***** Exercise material

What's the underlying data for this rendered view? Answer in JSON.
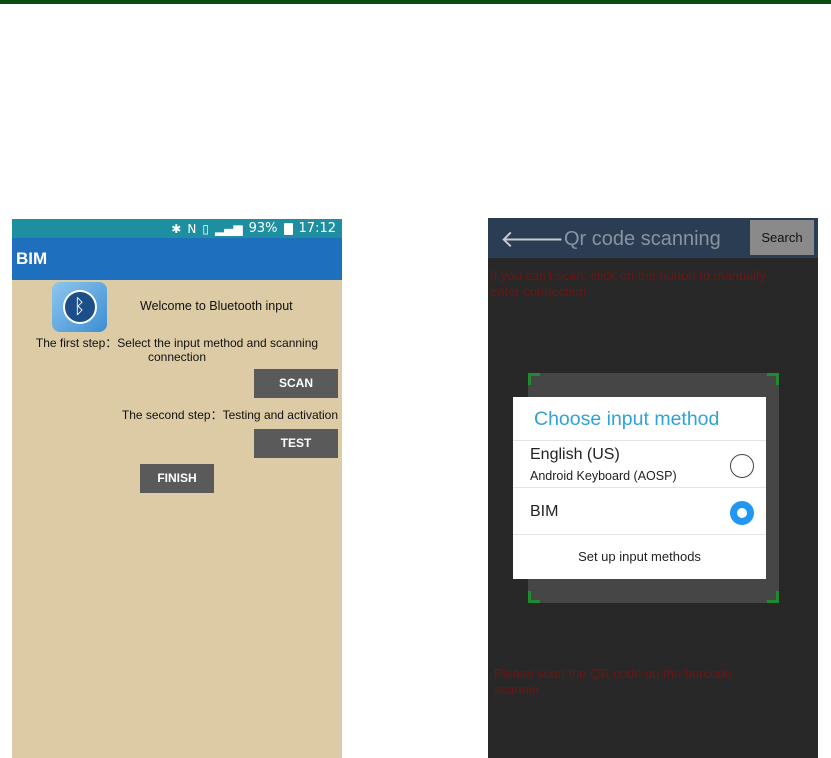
{
  "left_screen": {
    "status": {
      "bluetooth_icon": "bluetooth-icon",
      "nfc_icon": "nfc-icon",
      "mute_icon": "vibrate-icon",
      "signal_icon": "signal-icon",
      "battery": "93%",
      "time": "17:12"
    },
    "app_title": "BIM",
    "welcome": "Welcome to Bluetooth input",
    "step1": "The first step：Select the input method and scanning connection",
    "scan_label": "SCAN",
    "step2": "The second step：Testing and activation",
    "test_label": "TEST",
    "finish_label": "FINISH"
  },
  "right_screen": {
    "title": "Qr code scanning",
    "search_label": "Search",
    "top_hint": "If you can't scan, click on the button to manually enter connection",
    "bottom_hint": "Please scan the QR code on the barcode scanner",
    "dialog": {
      "title": "Choose input method",
      "options": [
        {
          "label": "English (US)",
          "sub": "Android Keyboard (AOSP)",
          "selected": false
        },
        {
          "label": "BIM",
          "sub": "",
          "selected": true
        }
      ],
      "setup_label": "Set up input methods"
    }
  },
  "colors": {
    "accent": "#2fa2d8",
    "app_bar": "#1f6fbf",
    "left_bg": "#dccba4",
    "radio_selected": "#2196f3"
  }
}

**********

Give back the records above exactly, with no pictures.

What's the underlying data for this rendered view? Answer in JSON.
{
  "left_screen": {
    "status": {
      "bluetooth_icon": "bluetooth-icon",
      "nfc_icon": "nfc-icon",
      "mute_icon": "vibrate-icon",
      "signal_icon": "signal-icon",
      "battery": "93%",
      "time": "17:12"
    },
    "app_title": "BIM",
    "welcome": "Welcome to Bluetooth input",
    "step1": "The first step：Select the input method and scanning connection",
    "scan_label": "SCAN",
    "step2": "The second step：Testing and activation",
    "test_label": "TEST",
    "finish_label": "FINISH"
  },
  "right_screen": {
    "title": "Qr code scanning",
    "search_label": "Search",
    "top_hint": "If you can't scan, click on the button to manually enter connection",
    "bottom_hint": "Please scan the QR code on the barcode scanner",
    "dialog": {
      "title": "Choose input method",
      "options": [
        {
          "label": "English (US)",
          "sub": "Android Keyboard (AOSP)",
          "selected": false
        },
        {
          "label": "BIM",
          "sub": "",
          "selected": true
        }
      ],
      "setup_label": "Set up input methods"
    }
  },
  "colors": {
    "accent": "#2fa2d8",
    "app_bar": "#1f6fbf",
    "left_bg": "#dccba4",
    "radio_selected": "#2196f3"
  }
}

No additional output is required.